Morrell MJ, Jackson ML, Twigg GL, Ghiassi R, McRobbie DW, Quest RA, Pardoe H, Pell GS, Abbott DF, Rochford PD, Jackson GD, Pierce RJ, ODonoghue FJ, Corfield DR. Changes in brain morphology in patients with obstructive sleep apnoea. Thorax 65(10)908-914. (2010)

Pardoe HR, Pell GS, Abbott DF, Jackson GD. Hippocampal volume assessment in temporal lobe epilepsy: How good is automated segmentation? Epilepsia 50(12):2586-2592 (2009).

Pardoe HR, Pell GS, Abbott DF, Berg AT and Jackson GD. Multi-site voxel-based morphometry: Methods and a feasibility demonstration with childhood absence epilepsy. NeuroImage 42(2):611-616 (2008).

Pell GS, Briellmann RS, Chan CHP, Pardoe H, Abbott DF, Jackson GD. Selection of the control group for VBM analysis: Influence of covariates, matching and sample size. NeuroImage 41(4):1324-1335 (2008).

Pell GS, Briellmann RS, Pardoe HR, Abbott DF, and Jackson GD. Composite voxel-based analysis of volume and T2 relaxometry in temporal lobe epilepsy. NeuroImage 39(3): 1151-1161 (2008).

O'Donoghue FJ, Briellmann RS, Rochford PD, Abbott DF, Pell GS, Chan CH, Tarquinio N, Jackson GD, Pierce RJ. Cerebral Structural Changes in Severe Obstructive Sleep Apnea. Am J Respir Crit Care Med 171(10):1185-1190 (2005).

A/Prof David Abbott

Epilepsy Neuroinformatics Laboratory

The Neuroinformatics Laboratory undertakes advanced neuroimaging analysis methods development and applied research to further our understanding of the human brain in health and disease. Whilst the work in the laboratory is relevant to a wide range of brain mapping applications, a particular emphasis of the research is towards methods that can help better understand the causes and consequences of epileptic seizures.
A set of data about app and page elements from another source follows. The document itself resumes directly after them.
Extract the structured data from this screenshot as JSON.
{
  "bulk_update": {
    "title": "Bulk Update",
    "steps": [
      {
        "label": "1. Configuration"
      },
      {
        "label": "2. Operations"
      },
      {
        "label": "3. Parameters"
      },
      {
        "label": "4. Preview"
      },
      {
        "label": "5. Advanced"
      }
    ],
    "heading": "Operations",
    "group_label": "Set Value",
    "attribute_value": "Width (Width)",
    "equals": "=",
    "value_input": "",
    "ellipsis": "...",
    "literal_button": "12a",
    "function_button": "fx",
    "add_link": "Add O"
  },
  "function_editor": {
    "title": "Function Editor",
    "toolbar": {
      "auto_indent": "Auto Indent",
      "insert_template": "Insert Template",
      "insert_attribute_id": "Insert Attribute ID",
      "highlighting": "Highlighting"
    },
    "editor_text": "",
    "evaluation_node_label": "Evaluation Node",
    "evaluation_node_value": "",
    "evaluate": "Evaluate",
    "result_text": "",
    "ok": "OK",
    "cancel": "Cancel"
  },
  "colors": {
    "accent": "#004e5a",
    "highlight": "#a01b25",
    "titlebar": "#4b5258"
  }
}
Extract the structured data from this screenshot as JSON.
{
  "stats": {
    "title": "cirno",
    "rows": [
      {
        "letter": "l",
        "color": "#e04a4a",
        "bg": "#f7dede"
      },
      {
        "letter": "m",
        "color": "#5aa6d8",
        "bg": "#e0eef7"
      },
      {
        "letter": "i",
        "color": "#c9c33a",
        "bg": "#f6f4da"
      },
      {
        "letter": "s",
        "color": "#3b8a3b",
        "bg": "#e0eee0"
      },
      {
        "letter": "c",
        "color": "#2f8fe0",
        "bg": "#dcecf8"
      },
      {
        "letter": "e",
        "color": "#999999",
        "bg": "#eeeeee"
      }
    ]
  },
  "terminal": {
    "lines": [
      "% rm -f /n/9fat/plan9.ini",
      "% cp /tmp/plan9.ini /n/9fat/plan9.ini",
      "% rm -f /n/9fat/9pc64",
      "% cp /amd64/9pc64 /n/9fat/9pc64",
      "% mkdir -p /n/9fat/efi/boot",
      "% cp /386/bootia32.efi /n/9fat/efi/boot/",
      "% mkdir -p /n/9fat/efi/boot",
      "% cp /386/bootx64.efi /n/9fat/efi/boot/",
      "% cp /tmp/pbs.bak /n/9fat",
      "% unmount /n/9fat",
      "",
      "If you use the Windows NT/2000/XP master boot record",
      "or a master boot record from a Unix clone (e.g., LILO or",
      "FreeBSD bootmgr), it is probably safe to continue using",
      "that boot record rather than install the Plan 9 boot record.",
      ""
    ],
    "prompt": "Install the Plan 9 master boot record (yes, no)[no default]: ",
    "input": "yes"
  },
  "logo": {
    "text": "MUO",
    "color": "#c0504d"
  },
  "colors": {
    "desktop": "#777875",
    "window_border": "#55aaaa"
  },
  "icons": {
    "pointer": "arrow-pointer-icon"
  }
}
This includes implementation, development and application of advanced image analysis procedures for structural and functional magnetic resonance imaging (MRI, fMRI) and electroencephalography (EEG) - including simultaneous EEG & fMRI. These non-invasive imaging modalities together with advanced computational methods are capable of mapping human brain activity at millimetre spatial resolution and millisecond temporal resolution. Our scientists work collaboratively with local and international clinical research teams, sharing analysis methods and data in a multidisciplinary pursuit of discovery.

The Neuroinformatics Laboratory has a range of software publicly available.  Please click below for further information and downloads.
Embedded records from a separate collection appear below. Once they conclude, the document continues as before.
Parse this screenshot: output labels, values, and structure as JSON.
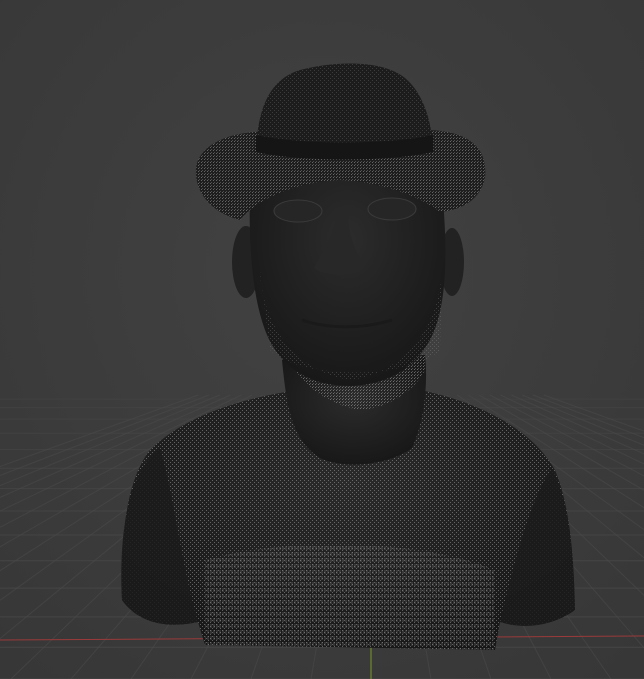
{
  "viewport": {
    "background_color": "#3d3d3d",
    "grid_color": "#4a4a4a",
    "x_axis_color": "#9b3a3a",
    "y_axis_color": "#7a9a2a"
  },
  "model": {
    "subject": "bust",
    "shading": "wireframe-overlay",
    "surface_color": "#202020",
    "wire_color": "#bfbfbf"
  }
}
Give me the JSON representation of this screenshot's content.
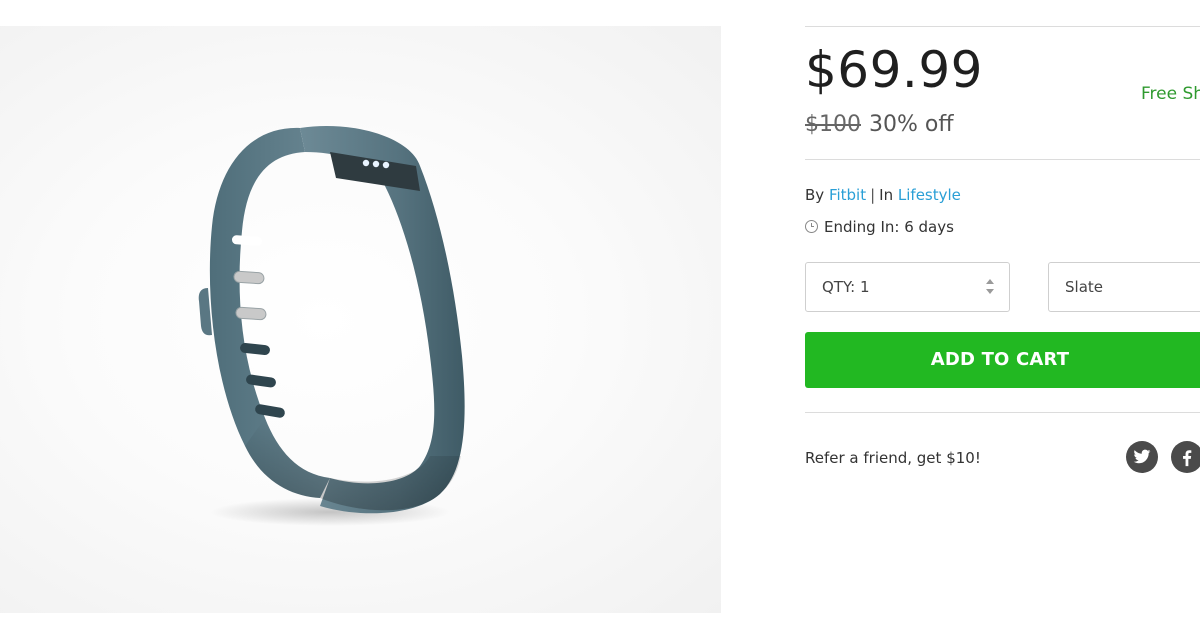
{
  "product": {
    "image_alt": "Fitbit Flex wristband",
    "price": "$69.99",
    "original_price": "$100",
    "discount": "30% off",
    "shipping": "Free Sh"
  },
  "meta": {
    "by_label": "By",
    "brand": "Fitbit",
    "in_label": "In",
    "category": "Lifestyle",
    "ending_label": "Ending In: 6 days"
  },
  "options": {
    "quantity_label": "QTY: 1",
    "variant_label": "Slate"
  },
  "actions": {
    "add_to_cart_label": "ADD TO CART"
  },
  "share": {
    "refer_text": "Refer a friend, get $10!",
    "icons": [
      "twitter-icon",
      "facebook-icon"
    ]
  },
  "colors": {
    "accent_green": "#22b822",
    "shipping_green": "#2f9a2f",
    "link_blue": "#2a9fd6",
    "band_color": "#4f6f7c"
  }
}
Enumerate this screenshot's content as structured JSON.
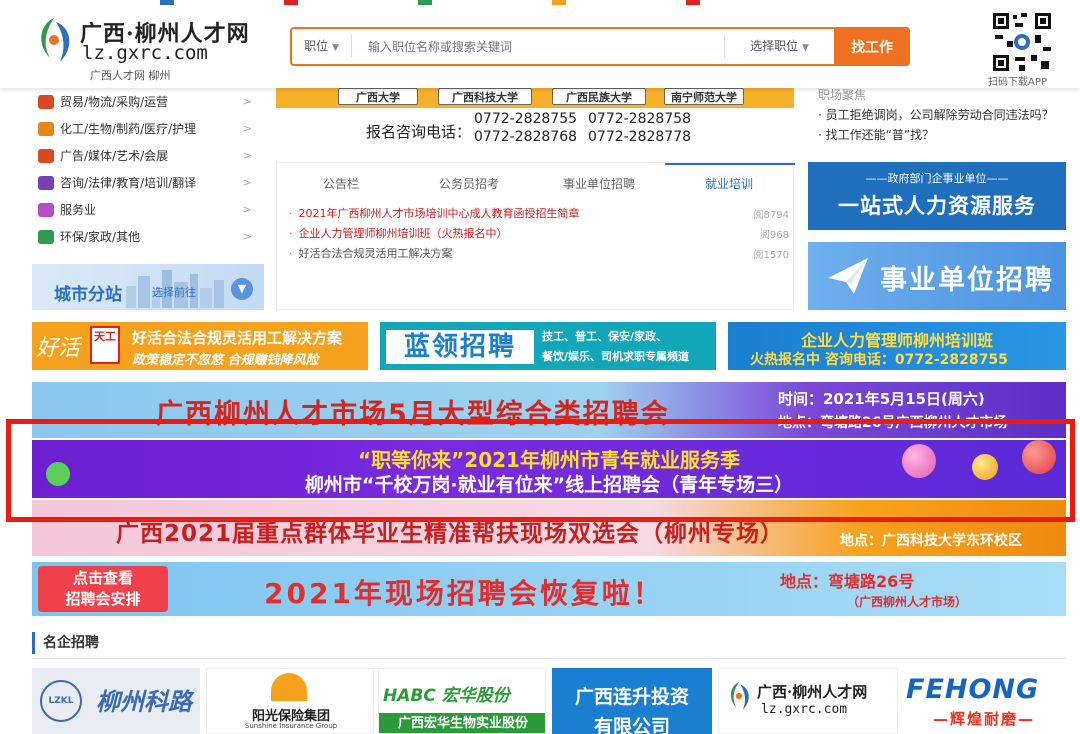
{
  "header": {
    "logo_cn": "广西·柳州人才网",
    "logo_en": "lz.gxrc.com",
    "logo_sub": "广西人才网   柳州",
    "search": {
      "category_label": "职位",
      "placeholder": "输入职位名称或搜索关键词",
      "position_label": "选择职位",
      "button_label": "找工作"
    },
    "qr_label": "扫码下载APP"
  },
  "categories": [
    {
      "label": "贸易/物流/采购/运营",
      "color": "#d9481f"
    },
    {
      "label": "化工/生物/制药/医疗/护理",
      "color": "#e8861a"
    },
    {
      "label": "广告/媒体/艺术/会展",
      "color": "#d9481f"
    },
    {
      "label": "咨询/法律/教育/培训/翻译",
      "color": "#7b3fb5"
    },
    {
      "label": "服务业",
      "color": "#b34fc9"
    },
    {
      "label": "环保/家政/其他",
      "color": "#2e9b4e"
    }
  ],
  "city": {
    "title": "城市分站",
    "link": "选择前往"
  },
  "universities": {
    "tags": [
      "广西大学",
      "广西科技大学",
      "广西民族大学",
      "南宁师范大学"
    ],
    "phone_label": "报名咨询电话：",
    "phones": [
      "0772-2828755",
      "0772-2828758",
      "0772-2828768",
      "0772-2828778"
    ]
  },
  "news": {
    "tabs": [
      "公告栏",
      "公务员招考",
      "事业单位招聘",
      "就业培训"
    ],
    "active_tab": "就业培训",
    "items": [
      {
        "title": "2021年广西柳州人才市场培训中心成人教育函授招生简章",
        "views": "阅8794",
        "color": "#cc1f1f"
      },
      {
        "title": "企业人力管理师柳州培训班（火热报名中）",
        "views": "阅968",
        "color": "#cc1f1f"
      },
      {
        "title": "好活合法合规灵活用工解决方案",
        "views": "阅1570",
        "color": "#555555"
      }
    ]
  },
  "right_news": [
    "职场聚焦",
    "员工拒绝调岗，公司解除劳动合同违法吗？",
    "找工作还能“普”找？"
  ],
  "right_banners": {
    "gov_small": "——政府部门企事业单位——",
    "gov_big": "一站式人力资源服务",
    "inst": "事业单位招聘"
  },
  "promo_banners": {
    "p1_logo": "好活",
    "p1_stamp": "天工",
    "p1_line1": "好活合法合规灵活用工解决方案",
    "p1_line2": "政策稳定不忽悠  合规赚钱降风险",
    "p2_big": "蓝领招聘",
    "p2_line1": "技工、普工、保安/家政、",
    "p2_line2": "餐饮/娱乐、司机求职专属频道",
    "p3_line1": "企业人力管理师柳州培训班",
    "p3_line2": "火热报名中  咨询电话：0772-2828755"
  },
  "wide_banners": {
    "w1_title": "广西柳州人才市场5月大型综合类招聘会",
    "w1_date": "时间：2021年5月15日(周六)",
    "w1_place": "地点：弯塘路26号广西柳州人才市场",
    "w2_line1": "“职等你来”2021年柳州市青年就业服务季",
    "w2_line2": "柳州市“千校万岗·就业有位来”线上招聘会（青年专场三）",
    "w3_title": "广西2021届重点群体毕业生精准帮扶现场双选会（柳州专场）",
    "w3_place": "地点：广西科技大学东环校区",
    "w4_button_l1": "点击查看",
    "w4_button_l2": "招聘会安排",
    "w4_title": "2021年现场招聘会恢复啦！",
    "w4_place": "地点：弯塘路26号",
    "w4_place_sub": "（广西柳州人才市场）"
  },
  "companies": {
    "section_title": "名企招聘",
    "c1_mark": "LZKL",
    "c1_name": "柳州科路",
    "c2_name": "阳光保险集团",
    "c2_en": "Sunshine Insurance Group",
    "c3_name": "HABC 宏华股份",
    "c3_bar": "广西宏华生物实业股份",
    "c4_line1": "广西连升投资",
    "c4_line2": "有限公司",
    "c5_cn": "广西·柳州人才网",
    "c5_en": "lz.gxrc.com",
    "c6_name": "FEHONG",
    "c6_slogan": "—辉煌耐磨—"
  },
  "colors": {
    "brand_orange": "#f0711f",
    "brand_blue": "#2a6fc0",
    "highlight_red": "#e81c10"
  }
}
Software Available


All Projects by this Lab

Functional neuroimaging analysis to identify brain abnormality in epilepsyArtefact reduction in functional MRIFunctional connectivity and the human brain functional connectomeFunctional MRI Processing PipelinesLaterality of brain functionMorphometryQuantitative voxel-based analysis of qualitative imagesSimultaneous EEG-fMRIT2 relaxometry


The Florey's Epilepsy division is a world-leading centre for epilepsy research. The division has major groups at both the Florey’s Austin and Parkville campus. The group studies mechanisms that cause epilepsy from the level of cells to the function of the whole brain. We use technologies including advanced MRI and cutting edge cellular physiology techniques to allow us to understand genetic and acquired mechanisms that give rise to epilepsy. Together with our colleagues from The University of Melbourne and across Australia we are working towards finding a cure for epilepsy.

All Labs that operate in this Division

Epilepsy Cognition LaboratoryEpilepsy Neuroinformatics LaboratoryImaging and EpilepsyInnate Phagocytosis LaboratoryIon Channels and Human Diseases LaboratoryNeural Networks LaboratoryNeurophysiology of Excitable Networks LaboratoryPsychology and Experimental NeurophysiologySleep and CognitionTraumatic Brain Injury Laboratory